What to do ▸
Pull every line holding the string "JSON" from the records below.

Given data ▸
####

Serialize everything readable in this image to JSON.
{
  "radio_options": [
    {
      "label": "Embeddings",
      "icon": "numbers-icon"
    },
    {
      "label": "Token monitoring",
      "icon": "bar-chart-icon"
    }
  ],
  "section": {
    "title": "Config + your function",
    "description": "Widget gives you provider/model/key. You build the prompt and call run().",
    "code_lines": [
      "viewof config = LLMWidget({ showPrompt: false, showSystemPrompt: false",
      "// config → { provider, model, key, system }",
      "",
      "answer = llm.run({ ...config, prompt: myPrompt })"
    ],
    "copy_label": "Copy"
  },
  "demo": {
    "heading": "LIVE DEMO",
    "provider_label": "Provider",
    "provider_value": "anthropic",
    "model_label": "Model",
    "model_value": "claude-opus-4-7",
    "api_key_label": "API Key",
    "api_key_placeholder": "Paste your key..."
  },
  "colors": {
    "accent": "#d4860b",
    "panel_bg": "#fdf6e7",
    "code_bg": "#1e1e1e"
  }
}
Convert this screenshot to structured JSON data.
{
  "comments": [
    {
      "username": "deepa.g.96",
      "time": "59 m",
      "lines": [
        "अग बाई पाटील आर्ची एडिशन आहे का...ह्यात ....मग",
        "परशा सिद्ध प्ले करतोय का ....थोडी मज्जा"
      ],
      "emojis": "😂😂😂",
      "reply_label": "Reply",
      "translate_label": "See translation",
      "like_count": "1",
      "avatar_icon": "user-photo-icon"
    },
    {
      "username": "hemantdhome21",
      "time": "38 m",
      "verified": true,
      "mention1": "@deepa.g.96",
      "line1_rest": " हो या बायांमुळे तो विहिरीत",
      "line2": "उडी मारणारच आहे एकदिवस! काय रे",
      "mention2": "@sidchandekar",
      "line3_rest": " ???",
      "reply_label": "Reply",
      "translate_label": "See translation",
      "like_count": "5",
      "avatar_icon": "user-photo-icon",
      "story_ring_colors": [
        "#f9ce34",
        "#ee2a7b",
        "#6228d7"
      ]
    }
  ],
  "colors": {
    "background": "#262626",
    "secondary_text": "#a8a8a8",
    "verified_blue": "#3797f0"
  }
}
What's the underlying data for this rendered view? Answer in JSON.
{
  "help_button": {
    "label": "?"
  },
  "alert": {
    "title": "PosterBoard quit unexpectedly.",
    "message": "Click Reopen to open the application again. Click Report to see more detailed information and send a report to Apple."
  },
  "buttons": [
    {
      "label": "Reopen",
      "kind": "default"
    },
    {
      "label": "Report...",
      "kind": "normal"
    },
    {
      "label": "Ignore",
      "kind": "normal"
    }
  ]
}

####

Finished task ▸
Serialize everything readable in this image to JSON.
Convert this screenshot to structured JSON data.
What's the underlying data for this rendered view? Answer in JSON.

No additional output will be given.